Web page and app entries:
★ ★ ★ ★ ★
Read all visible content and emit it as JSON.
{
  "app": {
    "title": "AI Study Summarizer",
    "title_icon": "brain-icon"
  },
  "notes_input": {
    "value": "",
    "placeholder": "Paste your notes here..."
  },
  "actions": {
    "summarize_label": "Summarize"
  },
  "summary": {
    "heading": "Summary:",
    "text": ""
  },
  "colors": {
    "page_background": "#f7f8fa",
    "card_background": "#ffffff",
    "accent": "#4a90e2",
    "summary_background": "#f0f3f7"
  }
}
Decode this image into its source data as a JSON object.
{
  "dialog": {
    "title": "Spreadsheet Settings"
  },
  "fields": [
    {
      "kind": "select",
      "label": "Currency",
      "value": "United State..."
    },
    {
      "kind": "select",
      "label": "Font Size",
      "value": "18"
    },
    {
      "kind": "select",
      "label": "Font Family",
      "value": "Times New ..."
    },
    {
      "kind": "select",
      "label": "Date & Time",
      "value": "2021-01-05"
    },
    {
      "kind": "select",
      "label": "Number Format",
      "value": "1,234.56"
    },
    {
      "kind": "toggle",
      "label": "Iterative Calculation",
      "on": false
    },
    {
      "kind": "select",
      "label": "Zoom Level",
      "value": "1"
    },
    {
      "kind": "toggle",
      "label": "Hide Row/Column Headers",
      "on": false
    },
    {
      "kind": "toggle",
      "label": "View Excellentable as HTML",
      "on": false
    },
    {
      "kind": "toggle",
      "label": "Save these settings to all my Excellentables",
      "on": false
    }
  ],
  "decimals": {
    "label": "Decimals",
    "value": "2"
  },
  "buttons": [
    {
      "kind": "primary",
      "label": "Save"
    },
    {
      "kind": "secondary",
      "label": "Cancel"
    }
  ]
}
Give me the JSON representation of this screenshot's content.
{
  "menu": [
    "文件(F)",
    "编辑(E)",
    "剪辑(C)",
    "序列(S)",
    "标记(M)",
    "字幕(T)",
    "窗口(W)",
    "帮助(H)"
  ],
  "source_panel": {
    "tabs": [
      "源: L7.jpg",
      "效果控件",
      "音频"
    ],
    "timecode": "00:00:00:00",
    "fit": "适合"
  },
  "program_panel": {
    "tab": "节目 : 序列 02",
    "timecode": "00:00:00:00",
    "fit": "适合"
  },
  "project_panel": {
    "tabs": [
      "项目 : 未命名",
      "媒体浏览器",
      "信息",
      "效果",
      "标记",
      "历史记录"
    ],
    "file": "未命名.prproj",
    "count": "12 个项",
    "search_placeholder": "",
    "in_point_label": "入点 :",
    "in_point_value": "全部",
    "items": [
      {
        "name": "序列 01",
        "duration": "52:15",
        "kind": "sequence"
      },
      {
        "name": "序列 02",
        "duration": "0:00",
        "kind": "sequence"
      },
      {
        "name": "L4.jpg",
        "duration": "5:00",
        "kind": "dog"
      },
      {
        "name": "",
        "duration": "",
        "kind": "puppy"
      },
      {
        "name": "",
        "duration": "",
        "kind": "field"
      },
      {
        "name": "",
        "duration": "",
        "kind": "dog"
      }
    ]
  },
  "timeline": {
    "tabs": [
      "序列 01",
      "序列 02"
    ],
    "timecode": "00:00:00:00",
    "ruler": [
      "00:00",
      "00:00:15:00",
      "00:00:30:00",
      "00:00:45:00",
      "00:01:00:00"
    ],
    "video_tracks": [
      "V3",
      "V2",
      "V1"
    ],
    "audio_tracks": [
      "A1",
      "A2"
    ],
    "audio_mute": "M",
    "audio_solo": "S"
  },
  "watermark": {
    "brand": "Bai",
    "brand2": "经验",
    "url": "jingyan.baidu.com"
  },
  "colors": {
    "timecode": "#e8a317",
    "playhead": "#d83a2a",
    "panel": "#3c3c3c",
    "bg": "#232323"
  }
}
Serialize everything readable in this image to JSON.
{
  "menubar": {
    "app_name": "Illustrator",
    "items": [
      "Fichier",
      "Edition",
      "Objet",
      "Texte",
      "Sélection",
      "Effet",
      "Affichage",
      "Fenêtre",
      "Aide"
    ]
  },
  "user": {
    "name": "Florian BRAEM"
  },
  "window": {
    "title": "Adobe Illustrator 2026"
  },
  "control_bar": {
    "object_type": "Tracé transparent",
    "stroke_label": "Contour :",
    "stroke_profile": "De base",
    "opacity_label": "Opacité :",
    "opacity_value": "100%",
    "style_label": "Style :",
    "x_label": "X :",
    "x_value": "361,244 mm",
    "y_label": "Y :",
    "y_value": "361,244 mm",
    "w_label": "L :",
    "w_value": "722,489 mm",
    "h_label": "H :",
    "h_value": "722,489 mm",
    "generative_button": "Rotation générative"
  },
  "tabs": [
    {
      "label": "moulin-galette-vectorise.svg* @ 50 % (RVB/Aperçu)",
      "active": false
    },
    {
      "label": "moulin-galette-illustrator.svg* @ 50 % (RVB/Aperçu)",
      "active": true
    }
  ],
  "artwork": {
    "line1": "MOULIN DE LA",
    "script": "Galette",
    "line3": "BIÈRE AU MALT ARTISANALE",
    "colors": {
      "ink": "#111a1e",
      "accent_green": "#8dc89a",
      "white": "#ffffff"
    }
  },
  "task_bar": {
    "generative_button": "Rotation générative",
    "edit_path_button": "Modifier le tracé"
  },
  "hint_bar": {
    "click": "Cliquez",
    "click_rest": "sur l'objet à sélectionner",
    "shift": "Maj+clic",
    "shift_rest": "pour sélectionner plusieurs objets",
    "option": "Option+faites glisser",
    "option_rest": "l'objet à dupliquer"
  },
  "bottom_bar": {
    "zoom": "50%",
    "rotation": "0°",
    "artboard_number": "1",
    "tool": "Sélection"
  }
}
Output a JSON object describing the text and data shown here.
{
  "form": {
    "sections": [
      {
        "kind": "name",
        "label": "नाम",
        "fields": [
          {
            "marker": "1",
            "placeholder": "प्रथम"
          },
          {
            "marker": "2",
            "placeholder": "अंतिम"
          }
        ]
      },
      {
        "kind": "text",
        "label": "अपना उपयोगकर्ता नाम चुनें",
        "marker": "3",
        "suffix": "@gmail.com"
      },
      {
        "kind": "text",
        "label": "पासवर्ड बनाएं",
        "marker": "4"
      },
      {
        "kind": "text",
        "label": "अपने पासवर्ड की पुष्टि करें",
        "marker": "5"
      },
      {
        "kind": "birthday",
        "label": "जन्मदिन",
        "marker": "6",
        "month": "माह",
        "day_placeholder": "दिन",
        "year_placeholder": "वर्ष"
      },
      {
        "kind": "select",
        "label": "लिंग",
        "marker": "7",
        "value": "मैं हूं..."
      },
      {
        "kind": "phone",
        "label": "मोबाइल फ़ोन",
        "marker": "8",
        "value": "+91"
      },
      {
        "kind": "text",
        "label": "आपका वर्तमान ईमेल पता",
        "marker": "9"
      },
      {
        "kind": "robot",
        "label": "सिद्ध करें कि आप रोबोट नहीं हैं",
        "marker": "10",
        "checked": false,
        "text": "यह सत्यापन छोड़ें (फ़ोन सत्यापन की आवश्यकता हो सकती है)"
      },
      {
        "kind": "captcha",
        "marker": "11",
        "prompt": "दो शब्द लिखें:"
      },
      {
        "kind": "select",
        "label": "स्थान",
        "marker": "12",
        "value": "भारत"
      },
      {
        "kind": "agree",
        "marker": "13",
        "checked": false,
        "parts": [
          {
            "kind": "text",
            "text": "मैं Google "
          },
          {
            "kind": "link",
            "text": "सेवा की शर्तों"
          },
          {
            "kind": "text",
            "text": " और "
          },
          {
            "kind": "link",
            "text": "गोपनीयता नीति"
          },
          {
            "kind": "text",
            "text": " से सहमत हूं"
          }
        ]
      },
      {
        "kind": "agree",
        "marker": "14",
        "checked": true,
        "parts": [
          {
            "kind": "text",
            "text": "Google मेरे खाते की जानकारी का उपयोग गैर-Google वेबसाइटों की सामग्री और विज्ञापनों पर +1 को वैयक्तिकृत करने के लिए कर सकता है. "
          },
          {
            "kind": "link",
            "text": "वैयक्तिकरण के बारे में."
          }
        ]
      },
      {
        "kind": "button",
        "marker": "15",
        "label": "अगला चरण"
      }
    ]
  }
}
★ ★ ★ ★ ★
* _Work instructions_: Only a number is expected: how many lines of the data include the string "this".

* _Task response_: 3